\displaystyle \begin{align*} 8r^2 \cos^2{(\theta)} + 9r^2 \sin^2{(\theta)} &= 8r^2 \cos^2{(\theta)} + 8r^2 \sin^2{(\theta)} + r^2\sin^2{(\theta)} \\ &= 8r^2 \left[ \cos^2{(\theta)} + \sin^2{(\theta)} \right] +r^2 \sin^2{(\theta)} \end{align*}

Does this look more manageable now?

5. ## Re: Writing an ellipse in polar form a+ r cos(theta) = br.

Ok, so I reduced that to 8r^2 + r^2(sin^2 theta) = 64

then taking square roots and rearranging,
sqrt(8)r = -8 + rsin(theta)

But this is in terms of sin and not cos, like the question says. Can this be solved by letting x= rsin(theta) and y = rcos(theta) [the opposite substitution as before] so that the final answer is in terms of cos(theta)?

[EDIT] I forgot about the extra -16rcos(theta) term.
So, using x=rcos(theta) and y = rsin(theta) this gives

8r^2 + r^2 sin^2 (theta) -16rcos(theta) = 64. But how can I get rid of that extra rcos(theta) term?

6. ## Re: Writing an ellipse in polar form a+ r cos(theta) = br.

8r^2 + r^2 sin^2 (theta) -16rcos(theta) = 64.
8r^2 + r^2 ( 1-cos^2 (theta)) -16rcos(theta) = 64.
8r^2 + r^2 - r^2 cos^2 (theta) -16rcos(theta) = 64.
9r^2 - r^2 cos^2 (theta) -16rcos(theta) = 64.
9r^2 - 64 = r^2 cos^2 (theta) +16rcos(theta)
9r^2 - 64 = r^2 cos^2 (theta) +16rcos(theta) + 64 - 64
9r^2 = [ rcos (theta) +8 ]^2
Now you can take it further
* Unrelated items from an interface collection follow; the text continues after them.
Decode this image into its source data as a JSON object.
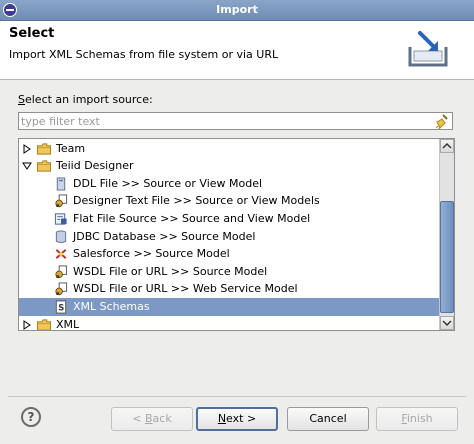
{
  "window": {
    "title": "Import"
  },
  "header": {
    "title": "Select",
    "description": "Import XML Schemas from file system or via URL"
  },
  "source_label": {
    "mnemonic": "S",
    "rest": "elect an import source:"
  },
  "filter": {
    "value": "",
    "placeholder": "type filter text"
  },
  "tree": {
    "items": [
      {
        "label": "Team",
        "level": 0,
        "expanded": false,
        "icon": "folder-icon"
      },
      {
        "label": "Teiid Designer",
        "level": 0,
        "expanded": true,
        "icon": "folder-icon"
      },
      {
        "label": "DDL File >> Source or View Model",
        "level": 1,
        "icon": "ddl-file-icon"
      },
      {
        "label": "Designer Text File >> Source or View Models",
        "level": 1,
        "icon": "text-import-icon"
      },
      {
        "label": "Flat File Source >> Source and View Model",
        "level": 1,
        "icon": "flat-file-icon"
      },
      {
        "label": "JDBC Database >> Source Model",
        "level": 1,
        "icon": "database-icon"
      },
      {
        "label": "Salesforce >> Source Model",
        "level": 1,
        "icon": "salesforce-icon"
      },
      {
        "label": "WSDL File or URL >> Source Model",
        "level": 1,
        "icon": "wsdl-icon"
      },
      {
        "label": "WSDL File or URL >> Web Service Model",
        "level": 1,
        "icon": "wsdl-icon"
      },
      {
        "label": "XML Schemas",
        "level": 1,
        "icon": "xml-schema-icon",
        "selected": true
      },
      {
        "label": "XML",
        "level": 0,
        "expanded": false,
        "icon": "folder-icon"
      }
    ]
  },
  "buttons": {
    "help": "?",
    "back": {
      "mnemonic": "B",
      "rest": "ack",
      "prefix": "< "
    },
    "next": {
      "mnemonic": "N",
      "rest": "ext >"
    },
    "cancel": "Cancel",
    "finish": {
      "mnemonic": "F",
      "rest": "inish"
    }
  },
  "colors": {
    "selection": "#7b99c4",
    "titlebar": "#7a97bf",
    "scroll_thumb": "#7b99c4"
  }
}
7. ## Re: Writing an ellipse in polar form a+ r cos(theta) = br.

Got it now, thank you both